Martin’s entry into public life, as preacher at Dexter Avenue Baptist Church in Montgomery in 1954, was not as a firebrand rebel but a mild-mannered man who even found some forms of religious expression in his own tradition, “shouting and stamping”, too emotionally boisterous - including in his own father’s church.
With an inquiring nature, he was constantly searching for ways to link the gospel to the life he found around him and continually questioning the depths of his own faith. His social gospel approach insisted that Christians “must do more than pray and read the Bible” - society as well as individuals needed redemption. He was a politically concerned preacher rather than an activist, his speeches visionary rather than incendiary.
In December 1954 Rosa Parks refused to give up her seat on a bus in Montgomery to a white passenger and was arrested for violating city and state laws. Although not the originator, Martin became leading organiser of the year-long boycott of city buses by the black community which only ended when the US Supreme Court declared those segregation laws unconstitutional. His youth, professional status and training made him effective, while his skills as an orator and personal courage brought him to national attention. His home was bombed, his family insulted and threatened, local police were assigned to uncover ‘all derogatory information’ about him, and he was imprisoned for speeding (at 30mph in a 25mph zone).
Martin was a lifelong admirer of Ghandi and his spiritual approach to non-violent confrontation. This was his way too, with the ultimate goal of reconciliation, “the creation of a beloved community”, rather than just winning.

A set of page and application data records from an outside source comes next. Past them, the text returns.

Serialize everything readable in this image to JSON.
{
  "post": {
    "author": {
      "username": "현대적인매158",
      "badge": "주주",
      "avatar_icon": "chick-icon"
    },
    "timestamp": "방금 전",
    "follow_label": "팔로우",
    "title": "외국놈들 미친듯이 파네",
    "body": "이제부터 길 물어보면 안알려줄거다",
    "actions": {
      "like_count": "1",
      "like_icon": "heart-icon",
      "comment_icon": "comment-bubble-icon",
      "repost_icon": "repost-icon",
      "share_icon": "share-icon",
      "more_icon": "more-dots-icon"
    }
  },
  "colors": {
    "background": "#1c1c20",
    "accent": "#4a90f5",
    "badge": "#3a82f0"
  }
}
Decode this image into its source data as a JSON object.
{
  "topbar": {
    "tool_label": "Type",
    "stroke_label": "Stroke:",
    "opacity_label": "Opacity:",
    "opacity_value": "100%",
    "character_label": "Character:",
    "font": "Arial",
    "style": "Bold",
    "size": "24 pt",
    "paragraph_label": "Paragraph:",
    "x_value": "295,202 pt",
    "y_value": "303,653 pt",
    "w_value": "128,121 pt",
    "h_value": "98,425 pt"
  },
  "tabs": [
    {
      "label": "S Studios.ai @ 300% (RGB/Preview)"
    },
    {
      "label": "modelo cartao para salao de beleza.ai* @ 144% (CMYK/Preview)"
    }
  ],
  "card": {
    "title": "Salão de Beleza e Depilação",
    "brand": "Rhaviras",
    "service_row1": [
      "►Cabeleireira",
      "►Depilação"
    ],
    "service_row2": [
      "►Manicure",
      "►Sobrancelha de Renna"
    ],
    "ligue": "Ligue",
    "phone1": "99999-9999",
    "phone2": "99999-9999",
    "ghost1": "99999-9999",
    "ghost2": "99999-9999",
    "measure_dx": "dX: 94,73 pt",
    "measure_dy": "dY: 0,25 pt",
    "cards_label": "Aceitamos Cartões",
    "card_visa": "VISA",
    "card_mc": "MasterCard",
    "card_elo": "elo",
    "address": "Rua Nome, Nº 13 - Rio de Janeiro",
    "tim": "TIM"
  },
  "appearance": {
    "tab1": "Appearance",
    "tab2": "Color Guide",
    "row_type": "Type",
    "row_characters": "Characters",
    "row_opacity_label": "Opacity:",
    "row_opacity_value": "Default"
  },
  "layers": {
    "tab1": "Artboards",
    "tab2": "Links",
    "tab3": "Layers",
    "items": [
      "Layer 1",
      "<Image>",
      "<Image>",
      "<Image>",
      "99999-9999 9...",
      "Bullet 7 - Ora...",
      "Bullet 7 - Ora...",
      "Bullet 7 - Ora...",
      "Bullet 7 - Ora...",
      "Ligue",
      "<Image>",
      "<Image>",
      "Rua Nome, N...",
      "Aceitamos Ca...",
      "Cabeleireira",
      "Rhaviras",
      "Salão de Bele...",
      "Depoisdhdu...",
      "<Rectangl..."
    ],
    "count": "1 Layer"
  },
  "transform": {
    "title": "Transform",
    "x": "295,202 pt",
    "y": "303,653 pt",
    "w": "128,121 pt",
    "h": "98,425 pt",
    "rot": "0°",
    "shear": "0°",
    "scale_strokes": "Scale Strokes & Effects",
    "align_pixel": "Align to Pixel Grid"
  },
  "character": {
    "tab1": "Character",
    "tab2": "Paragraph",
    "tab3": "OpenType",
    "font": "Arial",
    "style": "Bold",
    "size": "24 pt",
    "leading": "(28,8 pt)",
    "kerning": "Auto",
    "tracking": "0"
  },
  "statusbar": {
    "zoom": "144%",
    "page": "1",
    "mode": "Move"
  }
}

This was the pattern for the rest of his life as he worked to promote freedom. Freedom for black Americans from the injustices of discrimination, racism, political and economic exclusion “to take their rightful place in God’s world”. Freedom for white Americans from their imprisonment in corrosive attitudes and unjust structures. It was a spiritual as much as a political imperative, a gospel based on the power of redemption - through suffering (including non-violent conflict), and through love. In spite of imprisonment, official harassment, public vilification, being stabbed, and constantly criticised for being too radical - or not radical enough - he always kept to that gospel. In ‘Forgive Your Enemies’ he wrote:
The other main milestones in the life of Martin Luther King are largely well known:
While Martin remained true to his Christian beliefs and kept faith in the Ghandi approach, not all his supporters or fellow workers were agreed. After his death the civil rights movement fragmented even more and seemed to lose its way. For many, ‘Do good to those who hate you’ became ‘Might is right’. The momentum for change slowed and slackened. Poignantly, in the hotel room where King was killed, a plaque on the wall reads:
We all need our heroes, just as Martin Luther King needed Ghandi. It is not easy, as his life shows us, to avoid the trap of blunting, blurring and simplifying the ideals we see in them, because life is easier that way. If we would grow we must hold fast to the dream.
More on the life and writings of Martin Luther King at Stanford University, USA